▶ _Exercise goal_: Extract the line that contains "Convert this screenshot" and every line after it to the end of the records below, exactly as written and nothing else.

▶ _Exercise materials_:

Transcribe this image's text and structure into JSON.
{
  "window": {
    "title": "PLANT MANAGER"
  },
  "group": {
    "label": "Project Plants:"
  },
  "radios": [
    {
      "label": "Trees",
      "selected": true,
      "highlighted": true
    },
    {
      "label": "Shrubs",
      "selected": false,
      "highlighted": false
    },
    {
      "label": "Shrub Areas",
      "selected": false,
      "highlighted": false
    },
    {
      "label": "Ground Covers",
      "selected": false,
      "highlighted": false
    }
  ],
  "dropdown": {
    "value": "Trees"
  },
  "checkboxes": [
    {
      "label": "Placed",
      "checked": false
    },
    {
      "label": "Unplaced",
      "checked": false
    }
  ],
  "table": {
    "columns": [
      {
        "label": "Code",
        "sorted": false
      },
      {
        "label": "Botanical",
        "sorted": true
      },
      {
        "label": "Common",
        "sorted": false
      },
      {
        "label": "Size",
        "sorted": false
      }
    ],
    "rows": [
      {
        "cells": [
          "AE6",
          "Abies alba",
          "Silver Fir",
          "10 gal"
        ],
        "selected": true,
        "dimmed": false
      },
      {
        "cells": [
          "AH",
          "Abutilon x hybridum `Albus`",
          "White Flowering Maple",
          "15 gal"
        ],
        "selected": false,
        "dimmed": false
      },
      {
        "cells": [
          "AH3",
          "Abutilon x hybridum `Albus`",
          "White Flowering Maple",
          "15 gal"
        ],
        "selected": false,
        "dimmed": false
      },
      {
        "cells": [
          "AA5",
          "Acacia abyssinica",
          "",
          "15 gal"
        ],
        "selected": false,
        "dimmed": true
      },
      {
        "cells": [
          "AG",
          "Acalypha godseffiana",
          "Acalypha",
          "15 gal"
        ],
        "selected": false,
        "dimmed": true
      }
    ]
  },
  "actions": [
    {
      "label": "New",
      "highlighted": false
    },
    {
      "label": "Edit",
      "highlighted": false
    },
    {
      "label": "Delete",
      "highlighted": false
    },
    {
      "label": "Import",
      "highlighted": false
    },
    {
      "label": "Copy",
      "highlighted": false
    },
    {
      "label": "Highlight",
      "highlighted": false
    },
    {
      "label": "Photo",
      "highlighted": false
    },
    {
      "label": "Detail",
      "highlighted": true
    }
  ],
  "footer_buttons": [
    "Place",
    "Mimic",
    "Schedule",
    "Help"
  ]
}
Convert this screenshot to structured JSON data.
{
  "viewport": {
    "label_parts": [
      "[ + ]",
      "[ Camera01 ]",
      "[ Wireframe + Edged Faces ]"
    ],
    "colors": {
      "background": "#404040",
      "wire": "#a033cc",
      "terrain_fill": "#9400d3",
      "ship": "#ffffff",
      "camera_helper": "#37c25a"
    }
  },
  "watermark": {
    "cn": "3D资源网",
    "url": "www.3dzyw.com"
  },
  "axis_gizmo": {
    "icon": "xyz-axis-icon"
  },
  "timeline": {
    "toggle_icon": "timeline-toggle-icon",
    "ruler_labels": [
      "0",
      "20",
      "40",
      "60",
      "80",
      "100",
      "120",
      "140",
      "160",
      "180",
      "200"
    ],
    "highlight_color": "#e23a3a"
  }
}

▶ _Answer space_:
Convert this screenshot to structured JSON data.
{
  "viewport": {
    "label_parts": [
      "[ + ]",
      "[ Camera01 ]",
      "[ Wireframe + Edged Faces ]"
    ],
    "colors": {
      "background": "#404040",
      "wire": "#a033cc",
      "terrain_fill": "#9400d3",
      "ship": "#ffffff",
      "camera_helper": "#37c25a"
    }
  },
  "watermark": {
    "cn": "3D资源网",
    "url": "www.3dzyw.com"
  },
  "axis_gizmo": {
    "icon": "xyz-axis-icon"
  },
  "timeline": {
    "toggle_icon": "timeline-toggle-icon",
    "ruler_labels": [
      "0",
      "20",
      "40",
      "60",
      "80",
      "100",
      "120",
      "140",
      "160",
      "180",
      "200"
    ],
    "highlight_color": "#e23a3a"
  }
}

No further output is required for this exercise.